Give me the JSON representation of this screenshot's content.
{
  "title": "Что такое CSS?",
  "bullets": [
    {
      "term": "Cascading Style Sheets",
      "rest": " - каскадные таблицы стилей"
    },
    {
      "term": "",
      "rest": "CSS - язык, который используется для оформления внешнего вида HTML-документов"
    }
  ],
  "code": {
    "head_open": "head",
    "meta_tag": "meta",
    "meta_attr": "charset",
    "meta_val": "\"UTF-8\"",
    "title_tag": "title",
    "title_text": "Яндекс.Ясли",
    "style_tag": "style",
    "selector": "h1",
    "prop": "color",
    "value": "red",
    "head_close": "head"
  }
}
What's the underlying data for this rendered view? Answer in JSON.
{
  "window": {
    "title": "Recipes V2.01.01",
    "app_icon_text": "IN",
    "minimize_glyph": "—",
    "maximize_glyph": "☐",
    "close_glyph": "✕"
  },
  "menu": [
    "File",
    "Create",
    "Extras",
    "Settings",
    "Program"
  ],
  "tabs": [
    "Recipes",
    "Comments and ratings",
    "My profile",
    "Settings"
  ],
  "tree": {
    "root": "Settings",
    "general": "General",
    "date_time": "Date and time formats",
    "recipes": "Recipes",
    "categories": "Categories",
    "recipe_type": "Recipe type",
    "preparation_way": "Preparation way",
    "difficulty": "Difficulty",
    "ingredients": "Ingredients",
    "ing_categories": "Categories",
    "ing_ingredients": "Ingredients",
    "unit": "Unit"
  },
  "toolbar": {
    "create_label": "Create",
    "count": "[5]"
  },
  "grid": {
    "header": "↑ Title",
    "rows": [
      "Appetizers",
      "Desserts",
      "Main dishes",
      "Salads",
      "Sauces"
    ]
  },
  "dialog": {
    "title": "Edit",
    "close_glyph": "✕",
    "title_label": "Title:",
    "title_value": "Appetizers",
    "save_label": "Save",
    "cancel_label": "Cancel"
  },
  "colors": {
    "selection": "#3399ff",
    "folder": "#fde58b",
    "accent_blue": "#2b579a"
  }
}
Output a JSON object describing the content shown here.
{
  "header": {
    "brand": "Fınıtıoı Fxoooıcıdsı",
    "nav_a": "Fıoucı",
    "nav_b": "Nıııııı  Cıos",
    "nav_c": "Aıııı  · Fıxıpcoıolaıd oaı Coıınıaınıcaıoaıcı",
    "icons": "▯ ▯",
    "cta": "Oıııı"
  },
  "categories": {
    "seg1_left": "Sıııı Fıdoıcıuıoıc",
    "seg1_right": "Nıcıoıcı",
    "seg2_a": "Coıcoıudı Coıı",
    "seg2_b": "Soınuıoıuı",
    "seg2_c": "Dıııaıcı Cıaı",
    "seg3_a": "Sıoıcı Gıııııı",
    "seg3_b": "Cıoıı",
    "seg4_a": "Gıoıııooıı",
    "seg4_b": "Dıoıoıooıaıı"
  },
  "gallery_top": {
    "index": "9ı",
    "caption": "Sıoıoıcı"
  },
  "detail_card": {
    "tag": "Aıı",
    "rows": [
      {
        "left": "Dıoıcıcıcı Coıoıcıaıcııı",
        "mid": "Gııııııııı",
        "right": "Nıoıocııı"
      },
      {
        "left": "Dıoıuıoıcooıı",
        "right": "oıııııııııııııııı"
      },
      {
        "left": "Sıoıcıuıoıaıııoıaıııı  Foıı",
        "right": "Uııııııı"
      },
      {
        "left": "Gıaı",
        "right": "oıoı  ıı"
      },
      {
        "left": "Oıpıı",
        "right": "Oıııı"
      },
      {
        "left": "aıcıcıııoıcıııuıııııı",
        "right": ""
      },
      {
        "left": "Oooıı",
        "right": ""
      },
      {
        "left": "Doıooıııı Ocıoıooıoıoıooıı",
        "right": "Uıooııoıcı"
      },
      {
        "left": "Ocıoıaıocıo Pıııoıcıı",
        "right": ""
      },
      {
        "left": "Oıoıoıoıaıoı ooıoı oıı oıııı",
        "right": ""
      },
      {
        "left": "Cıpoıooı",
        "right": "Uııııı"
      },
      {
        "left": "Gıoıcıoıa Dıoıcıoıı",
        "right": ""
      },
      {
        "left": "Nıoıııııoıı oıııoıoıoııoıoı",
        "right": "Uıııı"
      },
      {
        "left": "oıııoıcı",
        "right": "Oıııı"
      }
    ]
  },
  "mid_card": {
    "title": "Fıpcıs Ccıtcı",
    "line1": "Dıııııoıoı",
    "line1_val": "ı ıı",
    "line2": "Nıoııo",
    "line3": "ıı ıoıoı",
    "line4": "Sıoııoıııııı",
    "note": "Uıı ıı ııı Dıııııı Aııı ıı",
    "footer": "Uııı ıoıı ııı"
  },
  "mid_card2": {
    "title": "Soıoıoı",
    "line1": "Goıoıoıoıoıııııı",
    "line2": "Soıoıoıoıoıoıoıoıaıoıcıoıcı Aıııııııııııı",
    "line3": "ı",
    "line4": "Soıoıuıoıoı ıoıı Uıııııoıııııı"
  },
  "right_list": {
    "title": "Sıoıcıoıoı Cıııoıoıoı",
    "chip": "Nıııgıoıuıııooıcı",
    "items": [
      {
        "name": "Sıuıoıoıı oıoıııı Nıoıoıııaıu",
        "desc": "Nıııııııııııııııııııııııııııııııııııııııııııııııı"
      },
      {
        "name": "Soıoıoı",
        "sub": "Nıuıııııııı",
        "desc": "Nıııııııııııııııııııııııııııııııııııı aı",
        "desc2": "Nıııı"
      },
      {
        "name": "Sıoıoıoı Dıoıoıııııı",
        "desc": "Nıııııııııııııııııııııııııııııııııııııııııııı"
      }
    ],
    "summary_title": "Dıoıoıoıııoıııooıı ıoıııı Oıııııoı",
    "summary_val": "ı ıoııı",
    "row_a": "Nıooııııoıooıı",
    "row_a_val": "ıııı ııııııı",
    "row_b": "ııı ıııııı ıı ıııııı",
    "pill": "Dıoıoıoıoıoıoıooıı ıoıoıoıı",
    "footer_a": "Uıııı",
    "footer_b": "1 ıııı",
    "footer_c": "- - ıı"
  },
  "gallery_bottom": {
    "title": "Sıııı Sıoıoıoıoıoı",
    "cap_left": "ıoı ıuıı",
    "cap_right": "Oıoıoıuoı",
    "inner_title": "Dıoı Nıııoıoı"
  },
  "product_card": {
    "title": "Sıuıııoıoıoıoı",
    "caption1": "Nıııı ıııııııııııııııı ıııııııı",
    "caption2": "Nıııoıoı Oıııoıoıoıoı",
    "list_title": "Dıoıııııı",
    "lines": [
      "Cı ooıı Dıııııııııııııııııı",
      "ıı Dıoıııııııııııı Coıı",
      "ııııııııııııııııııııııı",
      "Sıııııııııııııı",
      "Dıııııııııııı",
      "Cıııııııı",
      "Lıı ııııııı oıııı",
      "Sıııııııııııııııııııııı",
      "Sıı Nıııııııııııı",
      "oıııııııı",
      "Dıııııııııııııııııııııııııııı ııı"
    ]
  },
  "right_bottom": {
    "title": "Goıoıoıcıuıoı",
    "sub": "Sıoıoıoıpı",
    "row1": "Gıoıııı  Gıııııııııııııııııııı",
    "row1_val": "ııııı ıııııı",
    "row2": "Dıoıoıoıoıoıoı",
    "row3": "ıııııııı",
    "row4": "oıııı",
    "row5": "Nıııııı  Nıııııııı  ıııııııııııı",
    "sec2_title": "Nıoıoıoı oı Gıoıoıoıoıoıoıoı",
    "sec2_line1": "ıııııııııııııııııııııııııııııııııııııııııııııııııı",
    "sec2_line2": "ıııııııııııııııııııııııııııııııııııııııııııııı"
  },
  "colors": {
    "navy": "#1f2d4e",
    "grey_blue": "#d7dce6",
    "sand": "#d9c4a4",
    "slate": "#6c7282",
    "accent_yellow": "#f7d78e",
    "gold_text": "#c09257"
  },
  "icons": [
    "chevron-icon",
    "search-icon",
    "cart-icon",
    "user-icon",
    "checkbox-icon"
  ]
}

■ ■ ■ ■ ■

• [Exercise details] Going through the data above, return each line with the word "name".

• [Answer space]
        "name": "Sıuıoıoıı oıoıııı Nıoıoıııaıu",
        "name": "Soıoıoı",
        "name": "Sıoıoıoı Dıoıoıııııı",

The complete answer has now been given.